Work order:
Report every line of the records that includes the word "selected".

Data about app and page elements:
# # #

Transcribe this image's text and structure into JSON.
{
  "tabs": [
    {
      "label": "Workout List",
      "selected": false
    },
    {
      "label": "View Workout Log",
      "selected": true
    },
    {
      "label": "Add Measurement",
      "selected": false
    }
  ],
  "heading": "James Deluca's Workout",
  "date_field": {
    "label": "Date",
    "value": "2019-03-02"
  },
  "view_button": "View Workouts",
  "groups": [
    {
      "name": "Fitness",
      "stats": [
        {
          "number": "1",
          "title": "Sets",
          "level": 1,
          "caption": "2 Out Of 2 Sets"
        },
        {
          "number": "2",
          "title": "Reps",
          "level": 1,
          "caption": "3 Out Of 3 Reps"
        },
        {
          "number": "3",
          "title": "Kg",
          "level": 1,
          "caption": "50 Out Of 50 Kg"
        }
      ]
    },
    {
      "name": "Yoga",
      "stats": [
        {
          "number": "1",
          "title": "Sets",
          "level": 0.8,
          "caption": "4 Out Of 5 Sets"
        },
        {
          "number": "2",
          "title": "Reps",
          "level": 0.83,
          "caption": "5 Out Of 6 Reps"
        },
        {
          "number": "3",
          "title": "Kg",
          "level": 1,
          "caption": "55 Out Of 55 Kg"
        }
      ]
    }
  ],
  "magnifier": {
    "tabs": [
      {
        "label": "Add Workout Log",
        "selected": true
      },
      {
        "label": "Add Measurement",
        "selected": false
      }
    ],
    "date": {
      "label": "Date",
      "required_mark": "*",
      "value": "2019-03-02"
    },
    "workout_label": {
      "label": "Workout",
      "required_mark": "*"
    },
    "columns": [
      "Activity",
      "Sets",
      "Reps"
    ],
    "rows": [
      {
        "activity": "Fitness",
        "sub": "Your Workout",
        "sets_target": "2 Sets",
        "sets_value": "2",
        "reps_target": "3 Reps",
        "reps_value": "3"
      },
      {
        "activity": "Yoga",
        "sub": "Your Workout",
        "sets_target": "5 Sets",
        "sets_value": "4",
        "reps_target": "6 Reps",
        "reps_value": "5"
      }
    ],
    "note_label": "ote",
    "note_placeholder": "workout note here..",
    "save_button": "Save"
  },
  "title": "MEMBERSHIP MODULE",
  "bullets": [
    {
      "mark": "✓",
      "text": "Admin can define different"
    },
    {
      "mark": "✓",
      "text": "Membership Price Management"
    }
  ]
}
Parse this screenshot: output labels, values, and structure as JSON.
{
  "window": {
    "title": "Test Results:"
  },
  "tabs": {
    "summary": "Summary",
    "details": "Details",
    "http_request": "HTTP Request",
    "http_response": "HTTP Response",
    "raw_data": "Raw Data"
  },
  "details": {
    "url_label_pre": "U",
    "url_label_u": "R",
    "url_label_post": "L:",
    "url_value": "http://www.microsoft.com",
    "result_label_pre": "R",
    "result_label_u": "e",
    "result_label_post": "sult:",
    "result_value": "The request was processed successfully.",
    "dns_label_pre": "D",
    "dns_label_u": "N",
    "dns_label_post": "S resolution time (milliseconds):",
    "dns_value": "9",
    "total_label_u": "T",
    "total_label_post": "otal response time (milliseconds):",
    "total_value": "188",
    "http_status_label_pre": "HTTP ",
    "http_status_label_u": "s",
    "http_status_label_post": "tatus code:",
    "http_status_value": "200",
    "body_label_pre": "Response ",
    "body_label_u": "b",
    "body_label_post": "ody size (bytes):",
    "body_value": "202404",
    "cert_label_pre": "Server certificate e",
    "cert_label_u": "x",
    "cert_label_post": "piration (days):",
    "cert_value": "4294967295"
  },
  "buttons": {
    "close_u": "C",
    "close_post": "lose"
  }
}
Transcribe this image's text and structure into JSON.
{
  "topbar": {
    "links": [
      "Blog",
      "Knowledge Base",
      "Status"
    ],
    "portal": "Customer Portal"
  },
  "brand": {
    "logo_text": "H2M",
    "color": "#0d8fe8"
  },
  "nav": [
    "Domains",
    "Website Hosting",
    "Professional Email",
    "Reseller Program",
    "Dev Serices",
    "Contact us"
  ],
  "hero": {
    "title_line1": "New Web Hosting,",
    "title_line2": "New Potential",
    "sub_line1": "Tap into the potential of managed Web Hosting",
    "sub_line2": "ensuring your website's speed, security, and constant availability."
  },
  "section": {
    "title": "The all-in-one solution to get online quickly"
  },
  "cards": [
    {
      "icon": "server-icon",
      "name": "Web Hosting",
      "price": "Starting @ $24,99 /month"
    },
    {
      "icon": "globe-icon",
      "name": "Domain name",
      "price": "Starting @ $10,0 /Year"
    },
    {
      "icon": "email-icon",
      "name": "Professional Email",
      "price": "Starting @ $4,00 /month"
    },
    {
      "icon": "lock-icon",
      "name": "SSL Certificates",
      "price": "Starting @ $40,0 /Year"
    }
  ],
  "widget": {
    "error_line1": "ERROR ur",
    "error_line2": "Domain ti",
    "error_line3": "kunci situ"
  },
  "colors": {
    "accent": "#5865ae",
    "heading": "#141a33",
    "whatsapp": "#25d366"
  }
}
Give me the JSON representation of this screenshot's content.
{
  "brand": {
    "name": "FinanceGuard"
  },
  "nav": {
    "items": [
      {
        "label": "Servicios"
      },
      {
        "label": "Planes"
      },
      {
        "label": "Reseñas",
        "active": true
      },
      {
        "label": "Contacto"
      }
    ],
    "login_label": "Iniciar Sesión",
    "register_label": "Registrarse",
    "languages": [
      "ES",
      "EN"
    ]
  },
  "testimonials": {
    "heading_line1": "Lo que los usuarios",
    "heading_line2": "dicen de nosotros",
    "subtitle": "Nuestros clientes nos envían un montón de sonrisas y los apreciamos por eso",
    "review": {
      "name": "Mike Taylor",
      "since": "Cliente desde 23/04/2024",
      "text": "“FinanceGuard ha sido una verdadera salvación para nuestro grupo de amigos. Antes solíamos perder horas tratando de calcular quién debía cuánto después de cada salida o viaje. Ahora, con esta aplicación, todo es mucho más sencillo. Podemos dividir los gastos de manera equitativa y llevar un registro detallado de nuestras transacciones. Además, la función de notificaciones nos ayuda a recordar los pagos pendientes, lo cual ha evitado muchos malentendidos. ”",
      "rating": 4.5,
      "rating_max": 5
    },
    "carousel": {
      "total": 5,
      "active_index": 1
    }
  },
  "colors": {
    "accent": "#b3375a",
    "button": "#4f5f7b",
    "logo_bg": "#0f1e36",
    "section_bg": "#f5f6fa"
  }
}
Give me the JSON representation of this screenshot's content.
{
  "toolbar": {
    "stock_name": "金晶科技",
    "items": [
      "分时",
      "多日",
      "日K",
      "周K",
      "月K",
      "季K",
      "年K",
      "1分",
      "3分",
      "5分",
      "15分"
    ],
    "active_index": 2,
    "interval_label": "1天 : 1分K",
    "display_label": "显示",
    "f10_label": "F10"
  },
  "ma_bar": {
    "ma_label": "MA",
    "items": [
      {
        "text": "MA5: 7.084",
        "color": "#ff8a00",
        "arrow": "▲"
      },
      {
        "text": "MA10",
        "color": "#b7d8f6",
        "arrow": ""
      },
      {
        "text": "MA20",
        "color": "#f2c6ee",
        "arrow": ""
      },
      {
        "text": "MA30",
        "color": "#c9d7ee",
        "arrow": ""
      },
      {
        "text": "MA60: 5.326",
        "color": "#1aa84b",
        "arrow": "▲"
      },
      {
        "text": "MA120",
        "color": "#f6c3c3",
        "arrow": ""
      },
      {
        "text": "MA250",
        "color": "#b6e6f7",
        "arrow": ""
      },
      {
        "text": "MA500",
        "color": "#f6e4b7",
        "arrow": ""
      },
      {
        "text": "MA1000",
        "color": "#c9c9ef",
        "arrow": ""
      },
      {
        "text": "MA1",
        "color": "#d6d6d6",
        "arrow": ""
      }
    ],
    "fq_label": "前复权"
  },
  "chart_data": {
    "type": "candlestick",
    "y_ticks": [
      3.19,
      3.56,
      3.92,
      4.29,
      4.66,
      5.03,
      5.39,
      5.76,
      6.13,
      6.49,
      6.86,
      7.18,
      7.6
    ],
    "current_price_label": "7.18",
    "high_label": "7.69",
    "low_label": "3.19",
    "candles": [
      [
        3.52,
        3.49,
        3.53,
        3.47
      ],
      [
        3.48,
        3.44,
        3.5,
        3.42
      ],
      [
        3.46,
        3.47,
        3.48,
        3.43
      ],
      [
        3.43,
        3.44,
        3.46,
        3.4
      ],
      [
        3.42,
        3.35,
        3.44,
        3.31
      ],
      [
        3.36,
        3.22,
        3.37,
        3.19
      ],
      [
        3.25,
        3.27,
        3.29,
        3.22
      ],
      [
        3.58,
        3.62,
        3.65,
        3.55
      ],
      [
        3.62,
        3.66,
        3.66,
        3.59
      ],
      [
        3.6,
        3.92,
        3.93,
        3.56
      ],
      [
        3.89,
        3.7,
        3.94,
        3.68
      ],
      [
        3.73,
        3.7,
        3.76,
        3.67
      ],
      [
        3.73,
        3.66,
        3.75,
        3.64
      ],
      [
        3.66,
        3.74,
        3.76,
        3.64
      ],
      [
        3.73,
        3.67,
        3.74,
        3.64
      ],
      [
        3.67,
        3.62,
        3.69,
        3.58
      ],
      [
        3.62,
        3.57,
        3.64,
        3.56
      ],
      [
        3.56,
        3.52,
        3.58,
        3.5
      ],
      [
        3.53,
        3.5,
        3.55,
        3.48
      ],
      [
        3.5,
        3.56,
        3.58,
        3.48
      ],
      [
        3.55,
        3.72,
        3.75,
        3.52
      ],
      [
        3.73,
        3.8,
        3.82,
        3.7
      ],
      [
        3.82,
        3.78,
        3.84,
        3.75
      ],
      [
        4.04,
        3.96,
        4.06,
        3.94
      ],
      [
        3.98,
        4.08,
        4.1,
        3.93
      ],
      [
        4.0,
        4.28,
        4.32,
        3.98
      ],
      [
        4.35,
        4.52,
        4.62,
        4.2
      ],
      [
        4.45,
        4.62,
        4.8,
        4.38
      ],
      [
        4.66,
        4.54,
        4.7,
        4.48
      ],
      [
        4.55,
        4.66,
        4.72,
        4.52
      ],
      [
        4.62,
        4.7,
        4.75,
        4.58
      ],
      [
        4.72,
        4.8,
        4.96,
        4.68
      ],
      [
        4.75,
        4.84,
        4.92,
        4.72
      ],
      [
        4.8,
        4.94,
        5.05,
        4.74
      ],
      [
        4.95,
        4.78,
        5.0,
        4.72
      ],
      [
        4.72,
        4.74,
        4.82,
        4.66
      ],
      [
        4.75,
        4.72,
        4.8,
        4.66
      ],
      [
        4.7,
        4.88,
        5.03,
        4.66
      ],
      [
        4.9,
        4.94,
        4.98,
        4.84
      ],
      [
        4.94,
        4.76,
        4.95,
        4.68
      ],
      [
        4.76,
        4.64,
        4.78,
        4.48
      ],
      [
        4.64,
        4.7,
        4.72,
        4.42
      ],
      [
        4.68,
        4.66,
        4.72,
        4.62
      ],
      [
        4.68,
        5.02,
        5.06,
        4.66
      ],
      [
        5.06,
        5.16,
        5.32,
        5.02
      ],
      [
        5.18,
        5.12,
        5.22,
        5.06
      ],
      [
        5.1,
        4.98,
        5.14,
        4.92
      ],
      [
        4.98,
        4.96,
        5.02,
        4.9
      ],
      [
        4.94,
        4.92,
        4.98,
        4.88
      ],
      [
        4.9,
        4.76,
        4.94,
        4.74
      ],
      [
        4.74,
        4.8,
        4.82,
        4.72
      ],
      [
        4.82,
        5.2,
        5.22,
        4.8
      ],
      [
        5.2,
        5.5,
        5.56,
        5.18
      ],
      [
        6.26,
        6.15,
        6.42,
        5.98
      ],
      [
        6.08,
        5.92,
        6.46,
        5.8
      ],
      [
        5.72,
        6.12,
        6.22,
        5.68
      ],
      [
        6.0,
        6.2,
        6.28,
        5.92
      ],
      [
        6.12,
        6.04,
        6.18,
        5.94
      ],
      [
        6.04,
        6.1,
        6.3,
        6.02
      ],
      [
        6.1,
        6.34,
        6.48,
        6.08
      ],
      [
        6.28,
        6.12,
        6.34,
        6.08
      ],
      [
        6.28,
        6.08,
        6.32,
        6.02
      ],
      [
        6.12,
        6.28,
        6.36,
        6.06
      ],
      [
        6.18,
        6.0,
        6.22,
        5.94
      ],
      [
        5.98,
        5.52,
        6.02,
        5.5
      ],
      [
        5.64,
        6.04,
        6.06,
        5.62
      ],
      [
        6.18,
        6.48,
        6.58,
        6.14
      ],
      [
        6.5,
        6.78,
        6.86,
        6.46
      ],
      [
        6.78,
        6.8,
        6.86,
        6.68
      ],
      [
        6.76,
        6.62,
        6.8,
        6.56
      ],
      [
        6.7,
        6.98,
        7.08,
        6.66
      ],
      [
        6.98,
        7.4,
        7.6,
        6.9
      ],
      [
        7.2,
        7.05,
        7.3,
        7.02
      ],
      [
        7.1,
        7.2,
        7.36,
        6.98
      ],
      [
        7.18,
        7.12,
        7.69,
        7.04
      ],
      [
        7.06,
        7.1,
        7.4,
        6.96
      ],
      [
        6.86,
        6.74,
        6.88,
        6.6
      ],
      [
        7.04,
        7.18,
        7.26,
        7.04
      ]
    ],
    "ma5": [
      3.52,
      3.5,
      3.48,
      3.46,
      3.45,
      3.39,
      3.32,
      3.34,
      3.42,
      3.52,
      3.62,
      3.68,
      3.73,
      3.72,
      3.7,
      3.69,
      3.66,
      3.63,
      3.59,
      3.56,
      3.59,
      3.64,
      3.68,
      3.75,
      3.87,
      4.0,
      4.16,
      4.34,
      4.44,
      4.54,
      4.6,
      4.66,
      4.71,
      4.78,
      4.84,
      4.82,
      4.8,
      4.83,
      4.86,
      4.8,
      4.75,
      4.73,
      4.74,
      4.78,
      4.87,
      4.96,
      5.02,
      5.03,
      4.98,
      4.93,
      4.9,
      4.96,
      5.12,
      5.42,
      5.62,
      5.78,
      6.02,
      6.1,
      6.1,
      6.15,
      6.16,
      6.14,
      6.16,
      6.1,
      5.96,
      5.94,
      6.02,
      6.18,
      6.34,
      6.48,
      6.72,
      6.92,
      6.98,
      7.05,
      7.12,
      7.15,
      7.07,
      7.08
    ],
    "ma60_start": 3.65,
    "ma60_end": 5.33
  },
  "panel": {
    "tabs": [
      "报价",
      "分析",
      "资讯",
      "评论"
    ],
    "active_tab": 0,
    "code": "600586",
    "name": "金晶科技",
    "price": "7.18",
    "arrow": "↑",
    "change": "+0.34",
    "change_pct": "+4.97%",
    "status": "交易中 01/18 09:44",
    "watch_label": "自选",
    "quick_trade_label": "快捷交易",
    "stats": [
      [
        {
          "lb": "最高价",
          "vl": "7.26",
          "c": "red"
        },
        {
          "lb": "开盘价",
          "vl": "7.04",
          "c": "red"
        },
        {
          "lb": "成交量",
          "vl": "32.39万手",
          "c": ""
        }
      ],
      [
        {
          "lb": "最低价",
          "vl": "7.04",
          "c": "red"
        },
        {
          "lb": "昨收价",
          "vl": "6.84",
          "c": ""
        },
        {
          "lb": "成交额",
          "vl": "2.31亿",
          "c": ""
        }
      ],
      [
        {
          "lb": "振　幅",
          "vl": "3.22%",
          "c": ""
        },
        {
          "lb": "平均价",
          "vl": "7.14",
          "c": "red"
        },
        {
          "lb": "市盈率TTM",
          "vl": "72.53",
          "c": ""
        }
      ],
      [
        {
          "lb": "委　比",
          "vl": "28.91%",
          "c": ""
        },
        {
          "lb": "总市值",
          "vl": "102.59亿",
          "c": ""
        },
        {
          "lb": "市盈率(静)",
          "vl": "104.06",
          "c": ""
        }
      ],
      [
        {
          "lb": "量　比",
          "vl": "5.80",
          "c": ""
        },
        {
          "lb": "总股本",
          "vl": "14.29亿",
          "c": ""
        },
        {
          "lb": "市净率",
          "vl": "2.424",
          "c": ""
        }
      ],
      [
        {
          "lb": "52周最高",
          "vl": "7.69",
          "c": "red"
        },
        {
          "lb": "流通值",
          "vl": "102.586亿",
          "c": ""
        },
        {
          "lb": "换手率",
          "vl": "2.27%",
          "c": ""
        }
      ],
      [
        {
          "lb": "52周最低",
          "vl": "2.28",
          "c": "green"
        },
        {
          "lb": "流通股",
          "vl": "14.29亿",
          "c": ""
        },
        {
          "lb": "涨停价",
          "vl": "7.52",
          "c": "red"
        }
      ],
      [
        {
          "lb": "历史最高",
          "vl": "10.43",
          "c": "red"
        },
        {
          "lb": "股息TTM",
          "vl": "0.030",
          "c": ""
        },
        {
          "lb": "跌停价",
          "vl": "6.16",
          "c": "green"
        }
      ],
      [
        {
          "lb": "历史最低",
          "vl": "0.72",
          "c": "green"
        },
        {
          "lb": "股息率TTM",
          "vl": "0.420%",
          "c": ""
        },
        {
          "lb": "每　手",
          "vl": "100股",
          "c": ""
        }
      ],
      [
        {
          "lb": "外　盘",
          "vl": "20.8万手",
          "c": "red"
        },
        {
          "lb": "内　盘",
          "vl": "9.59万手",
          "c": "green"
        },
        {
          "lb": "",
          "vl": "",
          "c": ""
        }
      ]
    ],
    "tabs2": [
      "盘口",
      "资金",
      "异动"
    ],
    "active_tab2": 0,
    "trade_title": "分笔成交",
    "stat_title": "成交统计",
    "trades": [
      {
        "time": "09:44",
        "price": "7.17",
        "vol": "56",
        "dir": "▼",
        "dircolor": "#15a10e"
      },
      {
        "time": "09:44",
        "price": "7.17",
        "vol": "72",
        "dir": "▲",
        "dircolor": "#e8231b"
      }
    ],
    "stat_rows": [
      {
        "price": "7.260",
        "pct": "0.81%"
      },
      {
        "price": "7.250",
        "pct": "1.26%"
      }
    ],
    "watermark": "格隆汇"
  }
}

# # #

Your solution:
      "selected": false
      "selected": true
      "selected": false
        "selected": true
        "selected": false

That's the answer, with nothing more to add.